The real challenge facing those who would promote secularization in the Arab and Muslim world lies among the intelligentsia, not the political powers. This conclusion was recently reconfirmed in a report published in the independent weekly newspaper Voice of the Nation (Soat al umma). The report looked back at our first conference on secularization held in 2005, at which we had launched Wahba’s definition of secularization. A number of intellectuals were interviewed and asked for their opinions regarding the definition and its implications. Whether fundamentalists, leftists, or liberals, without exception they opposed the definition and the program to which it gave rise. The fundamentalists, of course, accused us of blaspheming against Islam with the intention of destroying it. Leftists accused us of being overly idealistic and opposing the more practical politicization of secularization. For their part the liberals accused us of being apolitical and dogmatic.

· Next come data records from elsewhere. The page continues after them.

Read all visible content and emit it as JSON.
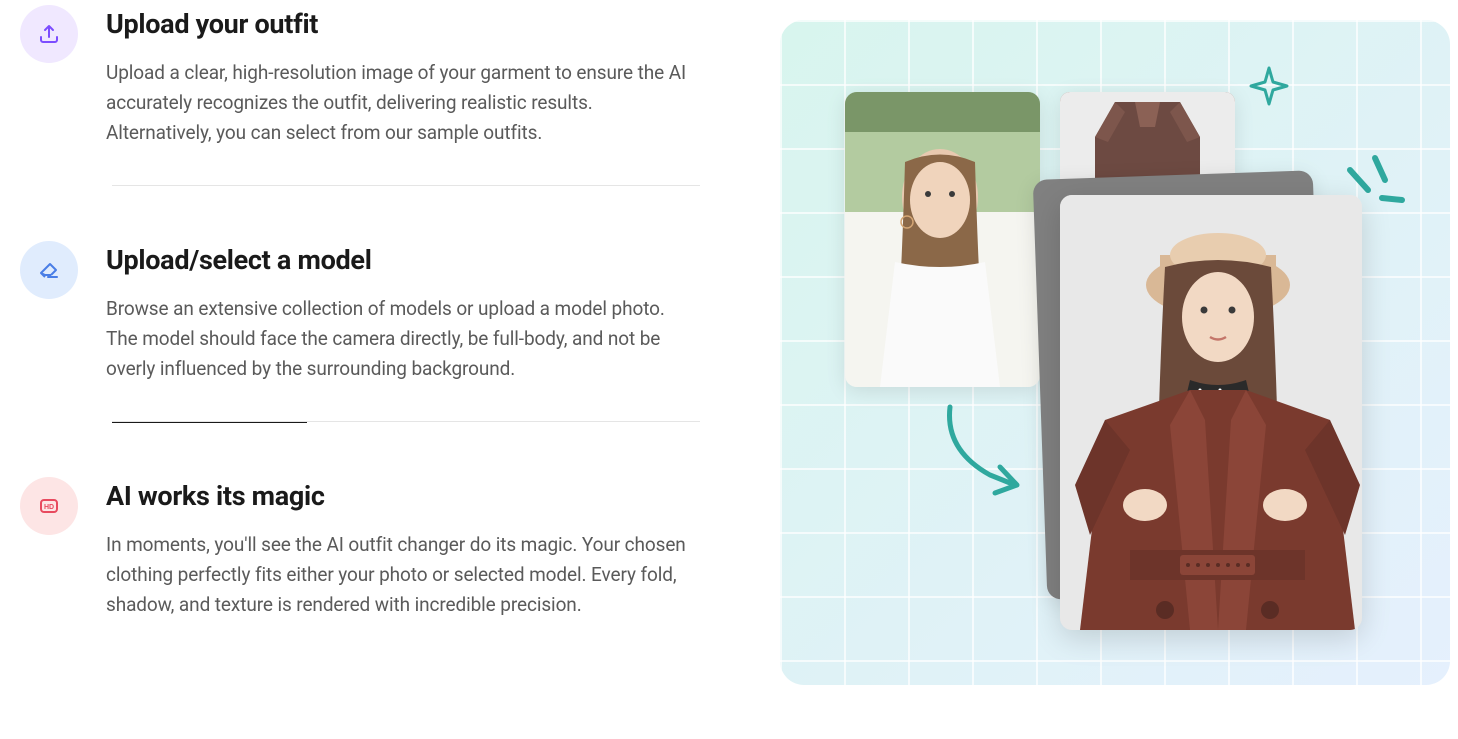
{
  "steps": [
    {
      "title": "Upload your outfit",
      "description": "Upload a clear, high-resolution image of your garment to ensure the AI accurately recognizes the outfit, delivering realistic results. Alternatively, you can select from our sample outfits.",
      "icon": "upload-icon"
    },
    {
      "title": "Upload/select a model",
      "description": "Browse an extensive collection of models or upload a model photo. The model should face the camera directly, be full-body, and not be overly influenced by the surrounding background.",
      "icon": "eraser-icon"
    },
    {
      "title": "AI works its magic",
      "description": "In moments, you'll see the AI outfit changer do its magic. Your chosen clothing perfectly fits either your photo or selected model. Every fold, shadow, and texture is rendered with incredible precision.",
      "icon": "hd-icon"
    }
  ]
}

It is within this intensely adverse environment that we continue to fight for the cause of secularization and enlightenment. Wahba writes fortnightly articles in one of the most reputed weekly magazines, Al-Mossawir, at the request of its chief editor, who is also the chairman of a major press syndicate. He also contributes a bimonthly column to one of the most widely read independent daily newspapers, Al-Massri Alyoum (The Modern Egyptian), at the request of its chief editor and the head of its board of trustees. Mona Abousenna has written articles in the well-read semi-official weekly magazine Rosel-Youssef from 2005 to 2008, then shifted to the weekly leftist newspaper Al-Ahaly (The People) and another weekly newspaper, Watani (My Homeland), published by the Egyptian Coptic Church. Without exception, these articles advance the ideas of secularization and the Enlightenment, relate philosophical ideas to current social problems, and guide the reading public toward critical and creative secular thinking.
We therefore think that our efforts are finally starting to pay off as a result of the steps forward we have made during the past decade. The terms secular and secularization are no longer anathema, no longer culturally stigmatized. The taboo against them having been undermined, these terms are now frequently used in the press and other media despite the disapproval of Muslim fundamentalists. In a recent editorial, the editor in chief of the semi-official Al-Ahram daily announced the urgent need to revoke the second article of the Egyptian constitution, which provides that “The source of all laws and legislations must be derived from the principles of Shariaa,” which contradicts to the first article that stipulates that “Egypt is a civil state.”
We are hopeful.